Supplied material: Begin
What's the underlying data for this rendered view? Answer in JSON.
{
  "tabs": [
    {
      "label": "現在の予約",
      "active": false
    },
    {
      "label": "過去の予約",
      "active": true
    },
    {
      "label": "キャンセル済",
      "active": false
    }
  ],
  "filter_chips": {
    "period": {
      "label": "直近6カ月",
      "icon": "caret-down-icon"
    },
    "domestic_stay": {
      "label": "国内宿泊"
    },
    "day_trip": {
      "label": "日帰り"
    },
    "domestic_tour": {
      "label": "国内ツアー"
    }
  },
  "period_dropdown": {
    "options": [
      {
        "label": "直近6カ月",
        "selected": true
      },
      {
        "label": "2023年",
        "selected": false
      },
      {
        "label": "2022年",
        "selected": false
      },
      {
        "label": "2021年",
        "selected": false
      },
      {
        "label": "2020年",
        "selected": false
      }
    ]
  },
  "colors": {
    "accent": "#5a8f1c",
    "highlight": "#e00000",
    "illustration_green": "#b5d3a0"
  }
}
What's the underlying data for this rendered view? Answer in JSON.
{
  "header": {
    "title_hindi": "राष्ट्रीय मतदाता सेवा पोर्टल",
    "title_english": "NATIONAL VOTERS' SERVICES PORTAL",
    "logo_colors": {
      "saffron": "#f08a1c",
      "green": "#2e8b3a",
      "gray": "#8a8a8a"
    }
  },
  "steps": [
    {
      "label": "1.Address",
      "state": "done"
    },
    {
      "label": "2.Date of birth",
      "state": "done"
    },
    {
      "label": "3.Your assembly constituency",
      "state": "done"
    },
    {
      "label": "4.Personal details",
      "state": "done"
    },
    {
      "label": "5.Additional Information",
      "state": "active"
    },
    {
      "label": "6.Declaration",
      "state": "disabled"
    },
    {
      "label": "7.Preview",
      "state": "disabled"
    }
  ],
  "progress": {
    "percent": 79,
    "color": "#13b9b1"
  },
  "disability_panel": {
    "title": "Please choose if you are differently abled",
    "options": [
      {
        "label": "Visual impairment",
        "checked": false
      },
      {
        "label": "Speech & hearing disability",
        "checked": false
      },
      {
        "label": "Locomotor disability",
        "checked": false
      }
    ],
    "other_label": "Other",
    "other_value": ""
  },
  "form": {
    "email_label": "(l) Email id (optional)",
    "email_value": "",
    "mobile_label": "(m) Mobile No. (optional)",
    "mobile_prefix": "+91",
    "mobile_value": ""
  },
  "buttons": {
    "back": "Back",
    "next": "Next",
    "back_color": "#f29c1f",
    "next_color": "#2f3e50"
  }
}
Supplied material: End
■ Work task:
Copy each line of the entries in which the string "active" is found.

■ Expected answer:
      "active": false
      "active": true
      "active": false
      "state": "active"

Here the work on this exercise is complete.